What the task requires => Set the data down again, exactly as it appears below.

Supplied material =>

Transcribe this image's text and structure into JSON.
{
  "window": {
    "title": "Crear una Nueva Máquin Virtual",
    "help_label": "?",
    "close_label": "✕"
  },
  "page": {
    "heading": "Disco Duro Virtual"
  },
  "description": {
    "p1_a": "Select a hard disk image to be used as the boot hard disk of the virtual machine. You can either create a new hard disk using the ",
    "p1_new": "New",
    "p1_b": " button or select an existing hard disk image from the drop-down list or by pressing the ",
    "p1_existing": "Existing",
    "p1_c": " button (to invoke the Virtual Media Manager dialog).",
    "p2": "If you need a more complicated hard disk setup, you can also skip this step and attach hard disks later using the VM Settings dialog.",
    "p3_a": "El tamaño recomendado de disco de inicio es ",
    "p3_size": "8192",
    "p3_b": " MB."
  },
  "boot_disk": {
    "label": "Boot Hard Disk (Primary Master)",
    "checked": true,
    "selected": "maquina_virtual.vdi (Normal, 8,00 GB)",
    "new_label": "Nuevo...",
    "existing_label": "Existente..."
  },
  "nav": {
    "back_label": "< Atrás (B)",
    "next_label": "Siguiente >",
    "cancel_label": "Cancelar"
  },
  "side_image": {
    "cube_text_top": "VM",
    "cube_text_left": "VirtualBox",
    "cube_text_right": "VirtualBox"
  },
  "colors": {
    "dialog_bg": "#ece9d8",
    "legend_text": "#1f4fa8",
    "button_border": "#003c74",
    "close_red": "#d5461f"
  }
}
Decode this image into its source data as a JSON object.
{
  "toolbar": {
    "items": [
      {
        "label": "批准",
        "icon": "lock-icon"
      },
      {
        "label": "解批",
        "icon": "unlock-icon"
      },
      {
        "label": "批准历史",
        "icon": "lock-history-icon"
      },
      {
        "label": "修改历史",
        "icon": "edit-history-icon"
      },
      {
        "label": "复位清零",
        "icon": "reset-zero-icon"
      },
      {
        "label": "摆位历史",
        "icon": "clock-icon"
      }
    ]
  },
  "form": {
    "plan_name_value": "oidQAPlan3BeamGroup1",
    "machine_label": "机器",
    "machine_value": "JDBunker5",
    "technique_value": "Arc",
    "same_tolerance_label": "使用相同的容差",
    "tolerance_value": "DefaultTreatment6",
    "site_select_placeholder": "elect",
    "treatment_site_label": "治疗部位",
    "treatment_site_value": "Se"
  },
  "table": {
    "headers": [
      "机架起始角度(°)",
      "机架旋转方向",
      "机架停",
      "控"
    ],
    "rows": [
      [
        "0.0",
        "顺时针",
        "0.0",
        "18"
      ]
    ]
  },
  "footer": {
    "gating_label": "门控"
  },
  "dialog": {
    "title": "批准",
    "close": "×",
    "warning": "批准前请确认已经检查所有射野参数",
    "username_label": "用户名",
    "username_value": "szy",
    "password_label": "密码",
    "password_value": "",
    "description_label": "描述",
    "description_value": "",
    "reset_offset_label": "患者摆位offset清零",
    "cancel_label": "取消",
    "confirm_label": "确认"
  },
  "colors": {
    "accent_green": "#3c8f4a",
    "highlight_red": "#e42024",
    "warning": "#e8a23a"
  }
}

Task output =>
Transcribe this image's text and structure into JSON.
{
  "window": {
    "title": "Crear una Nueva Máquin Virtual",
    "help_label": "?",
    "close_label": "✕"
  },
  "page": {
    "heading": "Disco Duro Virtual"
  },
  "description": {
    "p1_a": "Select a hard disk image to be used as the boot hard disk of the virtual machine. You can either create a new hard disk using the ",
    "p1_new": "New",
    "p1_b": " button or select an existing hard disk image from the drop-down list or by pressing the ",
    "p1_existing": "Existing",
    "p1_c": " button (to invoke the Virtual Media Manager dialog).",
    "p2": "If you need a more complicated hard disk setup, you can also skip this step and attach hard disks later using the VM Settings dialog.",
    "p3_a": "El tamaño recomendado de disco de inicio es ",
    "p3_size": "8192",
    "p3_b": " MB."
  },
  "boot_disk": {
    "label": "Boot Hard Disk (Primary Master)",
    "checked": true,
    "selected": "maquina_virtual.vdi (Normal, 8,00 GB)",
    "new_label": "Nuevo...",
    "existing_label": "Existente..."
  },
  "nav": {
    "back_label": "< Atrás (B)",
    "next_label": "Siguiente >",
    "cancel_label": "Cancelar"
  },
  "side_image": {
    "cube_text_top": "VM",
    "cube_text_left": "VirtualBox",
    "cube_text_right": "VirtualBox"
  },
  "colors": {
    "dialog_bg": "#ece9d8",
    "legend_text": "#1f4fa8",
    "button_border": "#003c74",
    "close_red": "#d5461f"
  }
}
Decode this image into its source data as a JSON object.
{
  "toolbar": {
    "items": [
      {
        "label": "批准",
        "icon": "lock-icon"
      },
      {
        "label": "解批",
        "icon": "unlock-icon"
      },
      {
        "label": "批准历史",
        "icon": "lock-history-icon"
      },
      {
        "label": "修改历史",
        "icon": "edit-history-icon"
      },
      {
        "label": "复位清零",
        "icon": "reset-zero-icon"
      },
      {
        "label": "摆位历史",
        "icon": "clock-icon"
      }
    ]
  },
  "form": {
    "plan_name_value": "oidQAPlan3BeamGroup1",
    "machine_label": "机器",
    "machine_value": "JDBunker5",
    "technique_value": "Arc",
    "same_tolerance_label": "使用相同的容差",
    "tolerance_value": "DefaultTreatment6",
    "site_select_placeholder": "elect",
    "treatment_site_label": "治疗部位",
    "treatment_site_value": "Se"
  },
  "table": {
    "headers": [
      "机架起始角度(°)",
      "机架旋转方向",
      "机架停",
      "控"
    ],
    "rows": [
      [
        "0.0",
        "顺时针",
        "0.0",
        "18"
      ]
    ]
  },
  "footer": {
    "gating_label": "门控"
  },
  "dialog": {
    "title": "批准",
    "close": "×",
    "warning": "批准前请确认已经检查所有射野参数",
    "username_label": "用户名",
    "username_value": "szy",
    "password_label": "密码",
    "password_value": "",
    "description_label": "描述",
    "description_value": "",
    "reset_offset_label": "患者摆位offset清零",
    "cancel_label": "取消",
    "confirm_label": "确认"
  },
  "colors": {
    "accent_green": "#3c8f4a",
    "highlight_red": "#e42024",
    "warning": "#e8a23a"
  }
}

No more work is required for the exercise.